Note: I originally reviewed this demo (along with the ARS DIAVOLI and SLIDHR demos) as a split-release. It turned out, however, that the Debemur Morti label never intended for these releases to be reviewed as a single split-release, so after receiving a slap on my studded wrist I’m now reviewing these demos separately. This gave me a chance to revisit these demos – so let’s see whether my original verdict on the music still holds true…

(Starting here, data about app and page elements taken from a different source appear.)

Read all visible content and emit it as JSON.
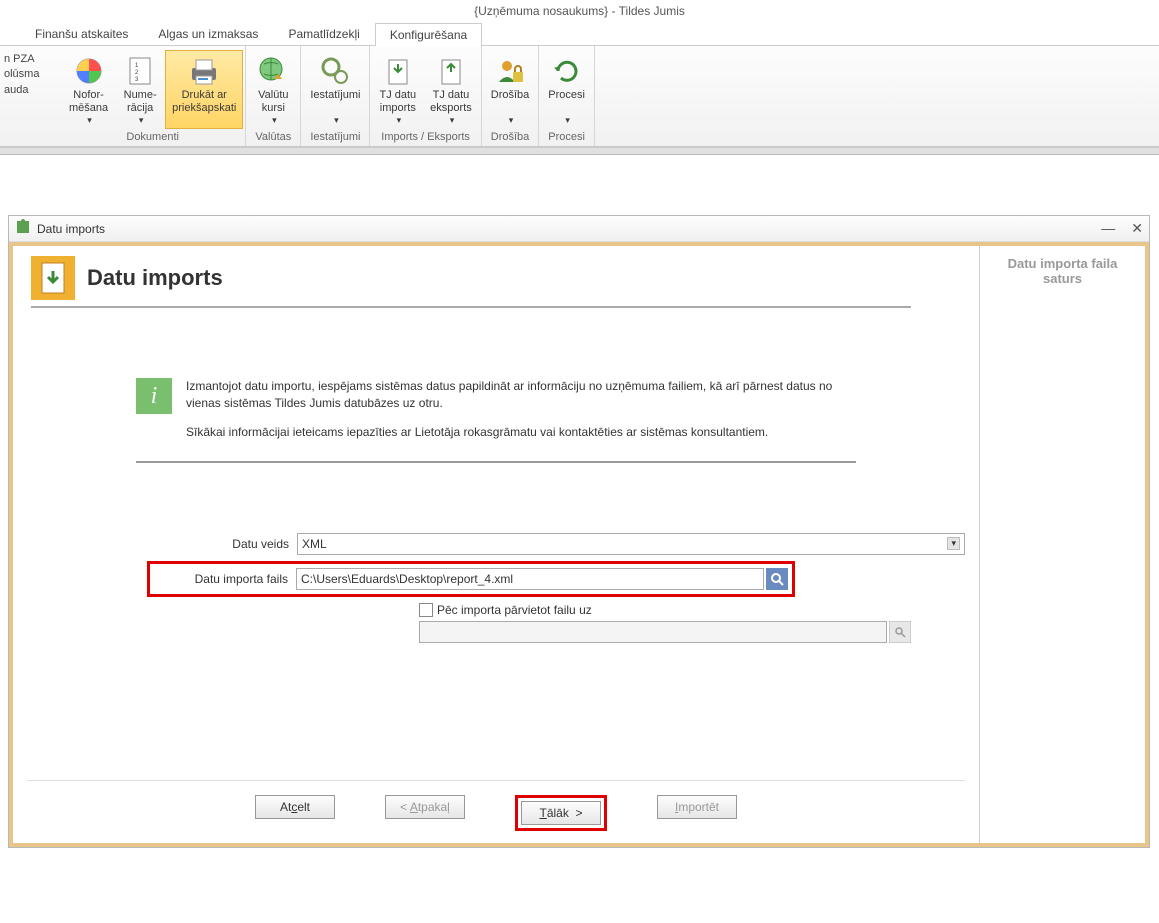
{
  "window": {
    "title": "{Uzņēmuma nosaukums} - Tildes Jumis"
  },
  "tabs": {
    "t1": "Finanšu atskaites",
    "t2": "Algas un izmaksas",
    "t3": "Pamatlīdzekļi",
    "t4": "Konfigurēšana"
  },
  "left_sidebar": {
    "l1": "n PZA",
    "l2": "olūsma",
    "l3": "auda"
  },
  "ribbon": {
    "noformesana": "Nofor-\nmēšana",
    "numeracija": "Nume-\nrācija",
    "drukat": "Drukāt ar\npriekšapskati",
    "grp_dokumenti": "Dokumenti",
    "valutu": "Valūtu\nkursi",
    "grp_valutas": "Valūtas",
    "iestatijumi": "Iestatījumi",
    "grp_iestatijumi": "Iestatījumi",
    "tj_imports": "TJ datu\nimports",
    "tj_eksports": "TJ datu\neksports",
    "grp_impexp": "Imports / Eksports",
    "drosiba": "Drošība",
    "grp_drosiba": "Drošība",
    "procesi": "Procesi",
    "grp_procesi": "Procesi"
  },
  "dialog": {
    "title": "Datu imports",
    "page_title": "Datu imports",
    "right_title": "Datu importa faila saturs",
    "info1": "Izmantojot datu importu, iespējams sistēmas datus papildināt ar informāciju no uzņēmuma failiem, kā arī pārnest datus no vienas sistēmas Tildes Jumis datubāzes uz otru.",
    "info2": "Sīkākai informācijai ieteicams iepazīties ar Lietotāja rokasgrāmatu vai kontaktēties ar sistēmas konsultantiem.",
    "label_datu_veids": "Datu veids",
    "value_datu_veids": "XML",
    "label_importa_fails": "Datu importa fails",
    "value_importa_fails": "C:\\Users\\Eduards\\Desktop\\report_4.xml",
    "checkbox_label": "Pēc importa pārvietot failu uz",
    "btn_atcelt": "Atcelt",
    "btn_atpakal": "< Atpakaļ",
    "btn_talak": "Tālāk  >",
    "btn_importet": "Importēt"
  }
}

I can’t really name that many Black Metal bands from Germany apart from the likes of MOONBLOOD, NAGELFAR and NARGAROTH. Well, here’s another band to add to that list: REBIRTH OF NEFAST, an obscure band led by two individuals going by the dodgy pseudonyms of Wann and Ř (how the fuck do you pronounce that?!) respectively. Seeing as how they label their music “eerie Black Metal” I was intrigued but not exactly psyched. It’s just as well because this demo turned out to be as exciting as watching grass grow, for the most part anyway… With only three songs but clocking in at almost 33 minutes this is undoubtedly an ambitious affair. It’s just a pity that Wann and co.’s ambition didn’t extent beyond lacing their music with copious amounts of nondescript riffs, droning g background noises and limp-wristed drum beats.

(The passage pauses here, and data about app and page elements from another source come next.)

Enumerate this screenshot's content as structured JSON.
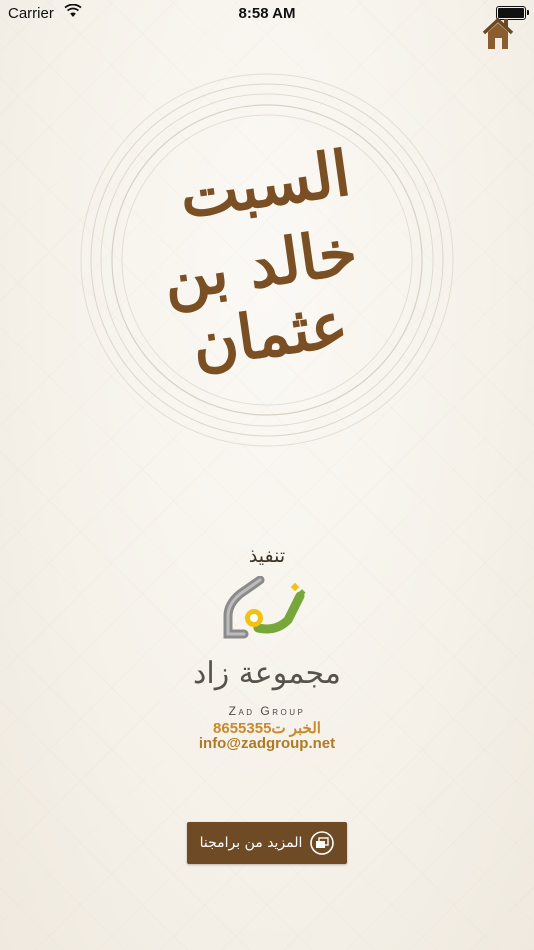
{
  "status_bar": {
    "carrier": "Carrier",
    "time": "8:58 AM"
  },
  "header": {
    "home_icon": "home-icon"
  },
  "logo": {
    "line1": "السبت",
    "line2": "خالد بن عثمان",
    "color": "#7a4f24"
  },
  "credits": {
    "executed_by": "تنفيذ",
    "group_name_ar": "مجموعة زاد",
    "group_name_en": "Zad Group",
    "phone": "الخبر  ت8655355",
    "email": "info@zadgroup.net"
  },
  "more_button": {
    "label": "المزيد من برامجنا",
    "background": "#6e4a25"
  }
}
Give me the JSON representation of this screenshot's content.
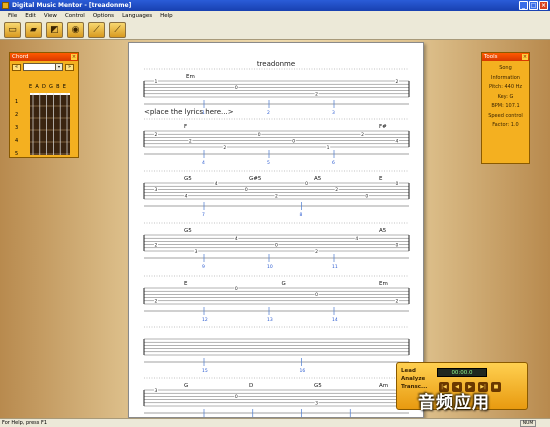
{
  "window": {
    "title": "Digital Music Mentor - [treadonme]",
    "min": "_",
    "max": "□",
    "close": "×"
  },
  "menu": [
    "File",
    "Edit",
    "View",
    "Control",
    "Options",
    "Languages",
    "Help"
  ],
  "toolbar": [
    "open-icon",
    "open-folder-icon",
    "save-icon",
    "tuner-icon",
    "guitar-icon",
    "guitar-tuning-icon"
  ],
  "chord_panel": {
    "title": "Chord",
    "prev": "«",
    "next": "»",
    "dropdown_arrow": "▾",
    "close": "×",
    "strings": "EADGBE",
    "frets": [
      "1",
      "2",
      "3",
      "4",
      "5"
    ]
  },
  "tools_panel": {
    "title": "Tools",
    "close": "×",
    "lines": [
      "Song Information",
      "Pitch: 440 Hz",
      "Key: G",
      "BPM: 107.1",
      "Speed control",
      "Factor: 1.0"
    ]
  },
  "sheet": {
    "title": "treadonme",
    "lyrics_placeholder": "<place the lyrics here...>",
    "rows": [
      {
        "chords": [
          "Em"
        ],
        "notes": [
          "1",
          "0",
          "2",
          "2"
        ],
        "markers": [
          "1",
          "2",
          "3"
        ]
      },
      {
        "chords": [
          "F",
          "F#"
        ],
        "notes": [
          "2",
          "2",
          "2",
          "0",
          "0",
          "1",
          "2",
          "4"
        ],
        "markers": [
          "4",
          "5",
          "6"
        ]
      },
      {
        "chords": [
          "G5",
          "G#5",
          "A5",
          "E"
        ],
        "notes": [
          "3",
          "4",
          "4",
          "0",
          "2",
          "0",
          "2",
          "0",
          "0"
        ],
        "markers": [
          "7",
          "8"
        ]
      },
      {
        "chords": [
          "G5",
          "A5"
        ],
        "notes": [
          "2",
          "3",
          "4",
          "0",
          "2",
          "4",
          "0"
        ],
        "markers": [
          "9",
          "10",
          "11"
        ]
      },
      {
        "chords": [
          "E",
          "G",
          "Em"
        ],
        "notes": [
          "2",
          "0",
          "0",
          "2"
        ],
        "markers": [
          "12",
          "13",
          "14"
        ]
      },
      {
        "chords": [],
        "notes": [],
        "markers": [
          "15",
          "16"
        ]
      },
      {
        "chords": [
          "G",
          "D",
          "G5",
          "Am"
        ],
        "notes": [
          "3",
          "0",
          "3",
          "0"
        ],
        "markers": [
          "17",
          "18",
          "19",
          "20"
        ]
      }
    ]
  },
  "player": {
    "modes": [
      "Lead",
      "Analyze",
      "Transc..."
    ],
    "time": "00:00.0",
    "controls": [
      "|◀",
      "◀",
      "▶",
      "▶|",
      "■"
    ]
  },
  "watermark": "音频应用",
  "status": {
    "text": "For Help, press F1",
    "num": "NUM"
  }
}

The very STRIBORG-ish titled “Wrapped In The Earth” kicks off the demo in the worst possible way with an extended droning/chanting intro that takes almost 4 minutes to play out before any vocals even show up, and when they do they are so buried in the background that the whole thing comes off as nothing more than repetitive, self-indulgent fuzz. Eerie Black Metal? More like bloody boring Black Metal methinks… Anyway, the demo gets progressively better once the opening abomination is out of the way, with both “Flaming The Inner Sanctum” and “That Deathly Aura” being solid if somewhat underwhelming slices of murky Black Metal that reminds me a bit of GORGOROTH’s “Incipit Satan” album (minus all the industrial effects). On these two tracks the riffs have a slightly bigger part to play and some double-bass even shows up. The closing track is perhaps the best on here, it’s catchy opening riffs segueing nicely into a heavier, more forceful mid-section before a stranger trippy ending rounds things off.
Had some of the more pointless intros and background chants being excised I’m sure this demo would’ve been a solid piece of, well, eerie Black Metal. There are some decent moments on here but they are drowned out by all the whiffle-ball moments. Next time make the songs shorter and place more emphasis on the RIFF, Wann and Ř.
(Online July 29, 2007)